Experts from Fareham-based communications consultancy Polymedia say firms and organisations may be ‘shouting into the void’ because they are not aware of changes that are limiting how often their posts are seen by followers.

Companies have enjoyed racking up fans over the last few years as Facebook has allowed them to communicate directly with their customers for free through their news feeds.

But the social media giant has now introduced changes which limit how often people who follow companies, organisations and brands can see their updates.

Polymedia senior consultant Graeme Patfield said businesses needed to be aware of how the ranking changes affect them to avoid ‘shouting into the void’.

He said: ‘Up until very recently they have been able to access huge numbers of followers while spending very little – but it looks as if those days are gone forever.

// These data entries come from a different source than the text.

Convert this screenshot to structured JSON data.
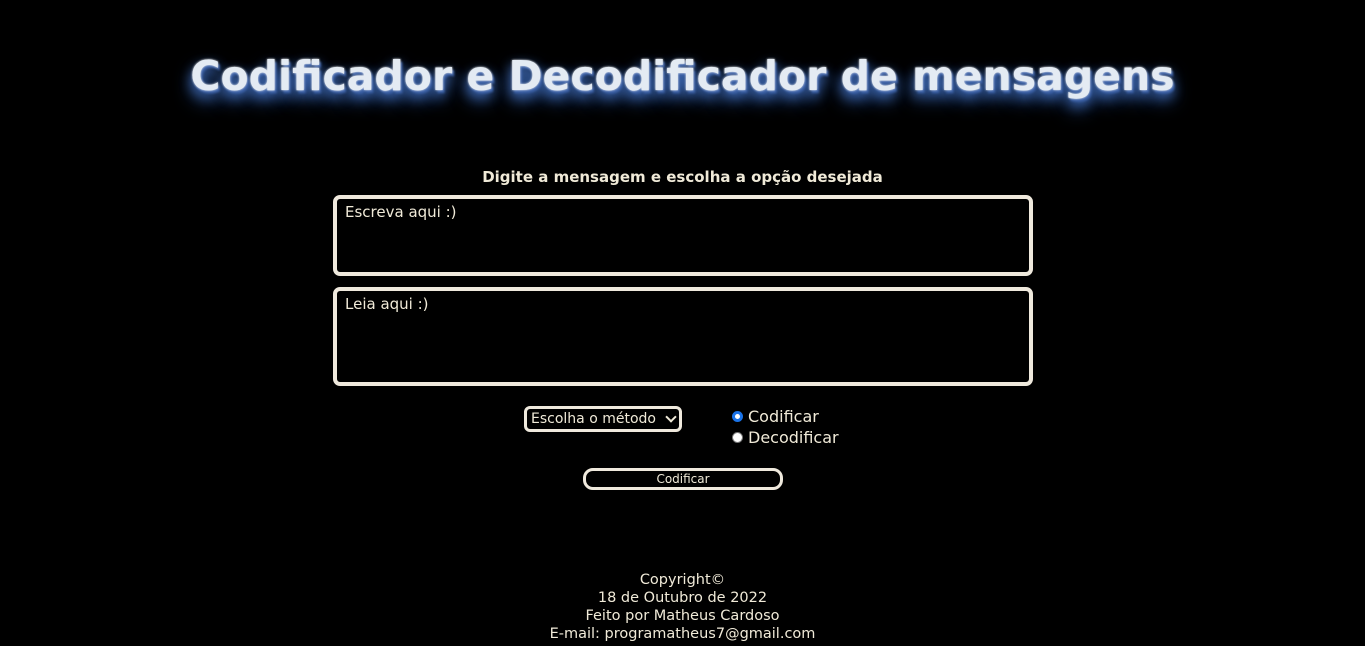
{
  "header": {
    "title": "Codificador e Decodificador de mensagens",
    "subtitle": "Digite a mensagem e escolha a opção desejada"
  },
  "form": {
    "input_placeholder": "Escreva aqui :)",
    "output_placeholder": "Leia aqui :)",
    "method_select": {
      "selected": "Escolha o método"
    },
    "radio_options": [
      {
        "label": "Codificar",
        "checked": true
      },
      {
        "label": "Decodificar",
        "checked": false
      }
    ],
    "action_button_label": "Codificar"
  },
  "footer": {
    "copyright": "Copyright©",
    "date": "18 de Outubro de 2022",
    "author": "Feito por Matheus Cardoso",
    "email": "E-mail: programatheus7@gmail.com"
  },
  "colors": {
    "background": "#000000",
    "text": "#f0ead8",
    "border": "#efe9dd",
    "title_glow": "#4a78c8",
    "radio_accent": "#1a73e8"
  }
}
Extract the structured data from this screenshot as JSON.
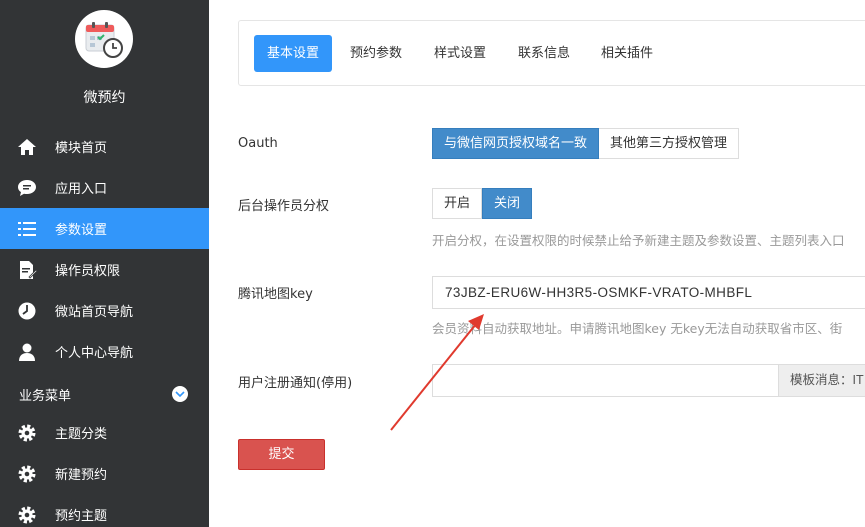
{
  "sidebar": {
    "app_name": "微预约",
    "items": [
      {
        "label": "模块首页",
        "icon": "home-icon"
      },
      {
        "label": "应用入口",
        "icon": "chat-bubble-icon"
      },
      {
        "label": "参数设置",
        "icon": "list-icon",
        "active": true
      },
      {
        "label": "操作员权限",
        "icon": "document-edit-icon"
      },
      {
        "label": "微站首页导航",
        "icon": "clock-icon"
      },
      {
        "label": "个人中心导航",
        "icon": "user-icon"
      }
    ],
    "section_title": "业务菜单",
    "section_items": [
      {
        "label": "主题分类",
        "icon": "gear-icon"
      },
      {
        "label": "新建预约",
        "icon": "gear-icon"
      },
      {
        "label": "预约主题",
        "icon": "gear-icon"
      }
    ]
  },
  "tabs": [
    "基本设置",
    "预约参数",
    "样式设置",
    "联系信息",
    "相关插件"
  ],
  "form": {
    "oauth_label": "Oauth",
    "oauth_options": [
      "与微信网页授权域名一致",
      "其他第三方授权管理"
    ],
    "operator_label": "后台操作员分权",
    "operator_options": [
      "开启",
      "关闭"
    ],
    "operator_help": "开启分权，在设置权限的时候禁止给予新建主题及参数设置、主题列表入口",
    "map_key_label": "腾讯地图key",
    "map_key_value": "73JBZ-ERU6W-HH3R5-OSMKF-VRATO-MHBFL",
    "map_key_help": "会员资料自动获取地址。申请腾讯地图key 无key无法自动获取省市区、街",
    "notify_label": "用户注册通知(停用)",
    "notify_value": "",
    "notify_addon": "模板消息：IT",
    "submit_label": "提交"
  },
  "colors": {
    "sidebar_bg": "#323436",
    "accent": "#3296fa",
    "toggle_on": "#428bca",
    "submit": "#d9534f",
    "arrow": "#e03a2e"
  }
}
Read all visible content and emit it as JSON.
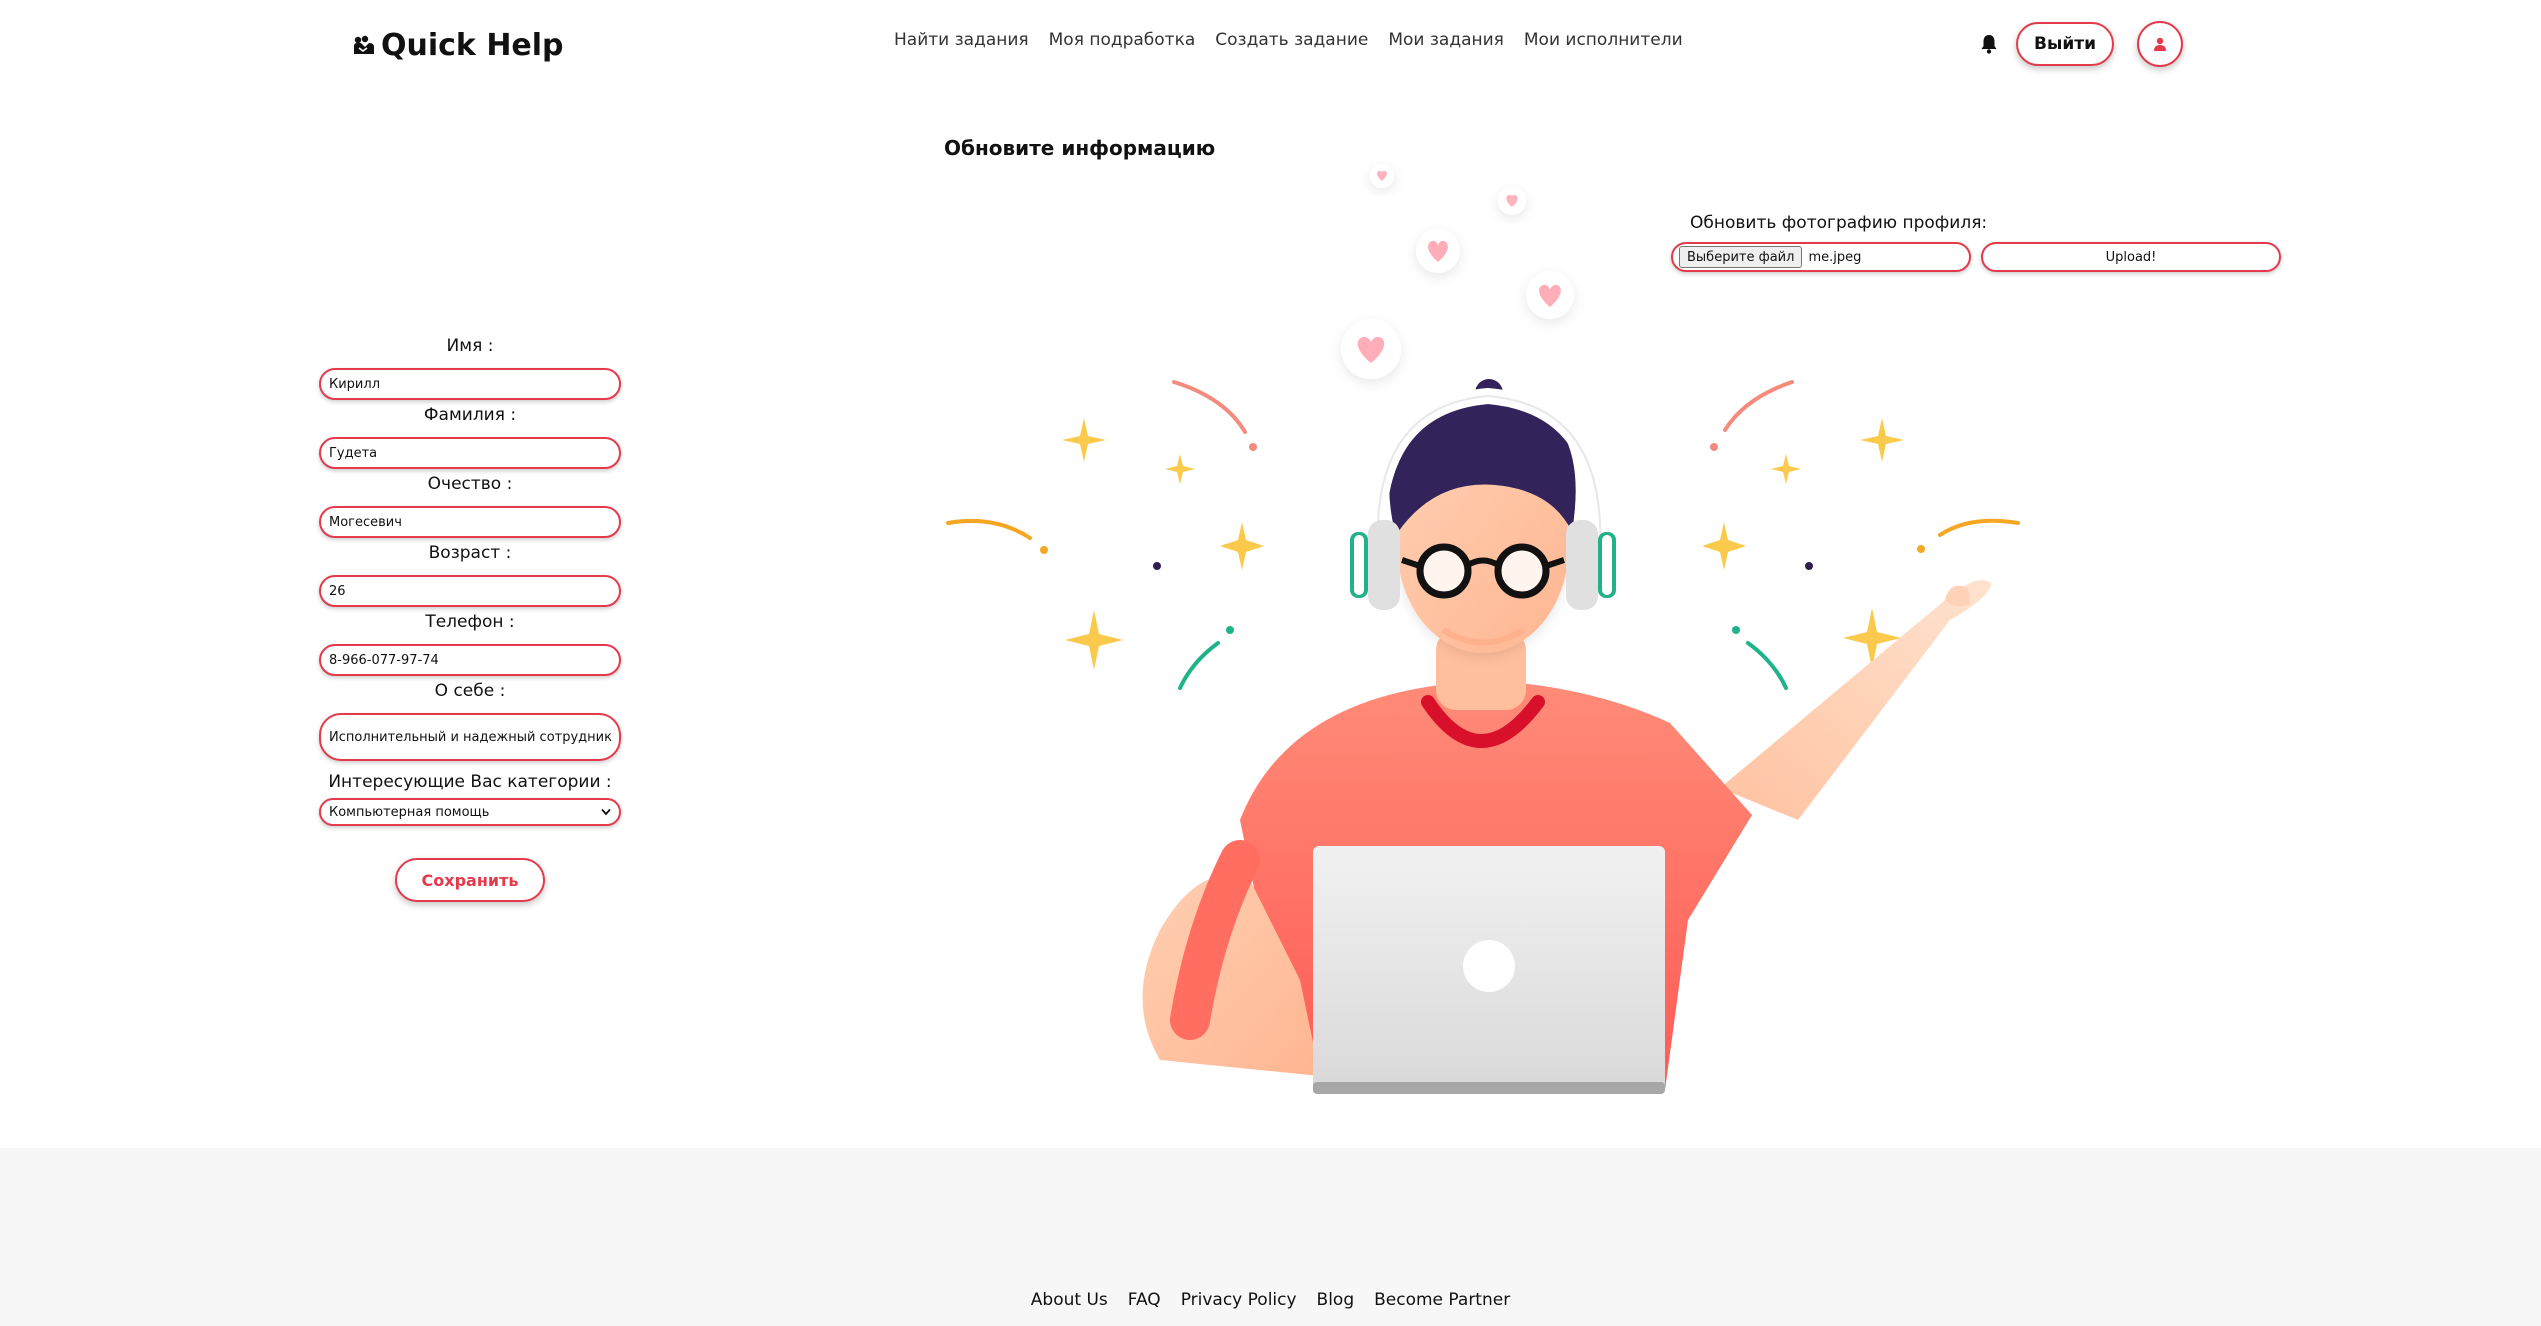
{
  "header": {
    "logo_text": "Quick Help",
    "nav": [
      {
        "label": "Найти задания"
      },
      {
        "label": "Моя подработка"
      },
      {
        "label": "Создать задание"
      },
      {
        "label": "Мои задания"
      },
      {
        "label": "Мои исполнители"
      }
    ],
    "logout_label": "Выйти",
    "icons": {
      "logo": "handshake-icon",
      "notifications": "bell-icon",
      "profile": "user-icon"
    }
  },
  "page_title": "Обновите информацию",
  "form": {
    "first_name": {
      "label": "Имя :",
      "value": "Кирилл"
    },
    "last_name": {
      "label": "Фамилия :",
      "value": "Гудета"
    },
    "patronymic": {
      "label": "Очество :",
      "value": "Могесевич"
    },
    "age": {
      "label": "Возраст :",
      "value": "26"
    },
    "phone": {
      "label": "Телефон :",
      "value": "8-966-077-97-74"
    },
    "about": {
      "label": "О себе :",
      "value": "Исполнительный и надежный сотрудник"
    },
    "category": {
      "label": "Интересующие Вас категории :",
      "value": "Компьютерная помощь"
    },
    "save_label": "Сохранить"
  },
  "photo": {
    "label": "Обновить фотографию профиля:",
    "choose_file_label": "Выберите файл",
    "file_name": "me.jpeg",
    "upload_label": "Upload!"
  },
  "footer": {
    "links": [
      {
        "label": "About Us"
      },
      {
        "label": "FAQ"
      },
      {
        "label": "Privacy Policy"
      },
      {
        "label": "Blog"
      },
      {
        "label": "Become Partner"
      }
    ]
  },
  "colors": {
    "accent": "#e53a4c",
    "footer_bg": "#f7f7f7",
    "text": "#111111"
  }
}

‘Facebook has been particularly clever in that it has allowed businesses to build up huge audiences – and now it is asking for payment to get access to them.’

The changes are aimed at encouraging brands to pay for ‘boosted posts’ for customers to continue to see their content.

Facebook now uses a complex and constantly-evolving algorithm – an updated version of a system previously called EdgeRank – to decide which posts appear on users’ news feeds.

The result is that organic reach – how far a brand’s post can reach without being paid for – has plummeted for most organisations since the rules were changed.

Mr Patfield said: ‘It’s no longer enough to go after “likes” and “shares” and let Facebook do the work for you.

‘For social media campaigns to be successful, organisations need an approach that combines clever, eye-catching content with a paid-for strategy to ensure that their voices continue to be heard.

‘The good news is that with the right approach and advice, it is possible to devise innovative and eye-catching campaigns.’